Favorite Noel Streatfeild Book and other Randomness April 7, 2013Posted by ccbooks in Debate.
Holiday trips clearly make me and Ana nostalgic. Then again, which would you rather discuss when stuck in a miserable Texas airport–depressing current events or childhood books?
In contrast to Alcott, a favorite we have in common is Noel Streatfeild, who wrote books about theatrical children in England during World War II. She was a very prolific author, and over the years I’ve collected most of her titles from yard sales and on trips to London. Ana and I got sucked down the rabbit hole of various questions about her books, starting with our favorite titles.
Cecilia: Ballet Shoes, without question. Three contrasting main characters, great theatrical details and the most interesting shows were in that book.
Ana: It’s a difficult question for me. I’m going to go with Dancing Shoes, since it’s the one I re-read the most often, and I identified so completely with Rachel as a child. Also, Hilary is funny.
Cecilia: I think my main problem with Dancing Shoes is that Dulcie and Mrs. Winter are caricatures. One of the things that I love about Ballet Shoes is that there is no ‘bad guy’ or ‘mean girl’ that they have to beat. Although as you say, Hilary is funny. And I do like the discussion about different kinds of dancing and whether ballet is the end all and be all. Which do you think is Streatfeild’s worst book?
Ana: I don’t know. I remember being thoroughly uninterested in Party Shoes, although I couldn’t tell you why. When you get right down to it, I only really remember Ballet Shoes, Dancing Shoes, Theatre Shoes, and Skating Shoes. I know there was another one where the kids moved to America and one of them was in a Hollywood movie of The Secret Garden, but I don’t remember its name. I think it was your book and I never really got the chance to re-read it. I honestly don’t think I have a least favorite. All the books have good points and bad points for me.
Cecilia: I’d say it’s a tie between Party Shoes and the third book in the Gemma trilogy where Gemma falls in love with the guy playing Romeo to her Juliet. Party Shoes never had much purpose beyond describing a fancy outfit and Streatfeild just isn’t good at depicting teen crushes. Her theatrical descriptions and backstage details are far more interesting. Are there are any Streatfeild books that you would say are just too similar?

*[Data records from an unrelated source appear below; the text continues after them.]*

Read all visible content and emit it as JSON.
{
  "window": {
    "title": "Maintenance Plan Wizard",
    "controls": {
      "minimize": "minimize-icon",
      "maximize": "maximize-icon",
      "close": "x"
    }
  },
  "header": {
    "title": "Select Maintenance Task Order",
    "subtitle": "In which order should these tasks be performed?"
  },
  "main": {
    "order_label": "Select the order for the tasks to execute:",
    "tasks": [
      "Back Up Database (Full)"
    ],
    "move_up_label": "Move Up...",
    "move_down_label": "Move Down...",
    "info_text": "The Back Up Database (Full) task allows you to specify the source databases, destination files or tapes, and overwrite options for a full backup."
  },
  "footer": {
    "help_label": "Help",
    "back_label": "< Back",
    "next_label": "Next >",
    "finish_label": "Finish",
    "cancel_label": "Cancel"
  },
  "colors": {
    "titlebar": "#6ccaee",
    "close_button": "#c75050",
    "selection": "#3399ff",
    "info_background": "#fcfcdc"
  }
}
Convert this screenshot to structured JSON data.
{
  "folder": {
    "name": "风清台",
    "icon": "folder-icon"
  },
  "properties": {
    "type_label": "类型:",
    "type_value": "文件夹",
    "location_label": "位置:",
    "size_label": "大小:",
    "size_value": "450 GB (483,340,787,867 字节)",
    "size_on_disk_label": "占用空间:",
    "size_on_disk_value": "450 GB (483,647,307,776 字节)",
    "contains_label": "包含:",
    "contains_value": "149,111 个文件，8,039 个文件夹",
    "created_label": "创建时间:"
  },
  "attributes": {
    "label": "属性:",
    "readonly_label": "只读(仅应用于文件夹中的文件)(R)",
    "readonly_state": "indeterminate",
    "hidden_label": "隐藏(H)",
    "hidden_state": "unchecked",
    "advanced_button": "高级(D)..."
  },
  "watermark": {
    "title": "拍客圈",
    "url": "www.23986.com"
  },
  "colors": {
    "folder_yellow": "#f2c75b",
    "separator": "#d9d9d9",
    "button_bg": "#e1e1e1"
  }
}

Ana: Ballet Shoes and Theatre Shoes follow pretty much the same storyline, but then again, they take place in the same school. Still, the pattern is essentially the same, with the only exception being the addition of Miranda in Theatre Shoes.
Cecilia: She’s a pretty big addition though. And I’d say the change from being orphans in Ballet Shoes to being part of a distinguished theatrical clan in Theater Shoes is a pretty huge leap. The Fossil girls in some ways have to work way harder than the Warren family. Wouldn’t you agree?
Ana: Not necessarily. The Warren children still feel incredibly isolated, living in their grandmother’s house. They still identify immensely with their father’s side of the family, rather than their mother’s. And in a way, they are orphans. The money worries are still there, and the Fossil girls never worry very much about being liked or included by the other children at the Academy. We get more details of the Fossils’ routine being difficult (mostly because Streatfield describes the dancing in more detail, since none of the Warrens are dancers apart from Miriam) but I don’t think that necessarily means that the Warren children don’t work as hard.
Cecilia: I guess after reading the rest of her books, I see Miranda as a prototype for the ‘mean girl’ who only cares about her own success, which we get with Dulcie, Maurice from Movie Shoes and to a certain extent Lalla from Skating Shoes. The real interest in Theater Shoes I think comes from seeing how the school operates in wartime, with rationing, blackouts and effects of bombing.
Ana: I can see your point about Theatre Shoes. I don’t think Lalla fits into the stereotype at all, though. While she does get jealous at one point during the book, she’s basically a good person, and she doesn’t have any other moments where she is mean or cruel to Harriet. Miranda and Dulcie are both proud and vain, and dislike being around other people–they don’t have any friends. By contrast, Lalla desperately wants a friend.
Cecilia: True. I guess I meant more in the aspect of being taken up with her own success. But even there, it’s really Aunt Claudia who wants Lalla to succeed–she doesn’t care as much about her figures as about being entertaining.
Ana: Yeah, that’s true. I suppose in Skating Shoes, Aunt Claudia is the “bad guy”. It is interesting that we don’t get one in Ballet Shoes.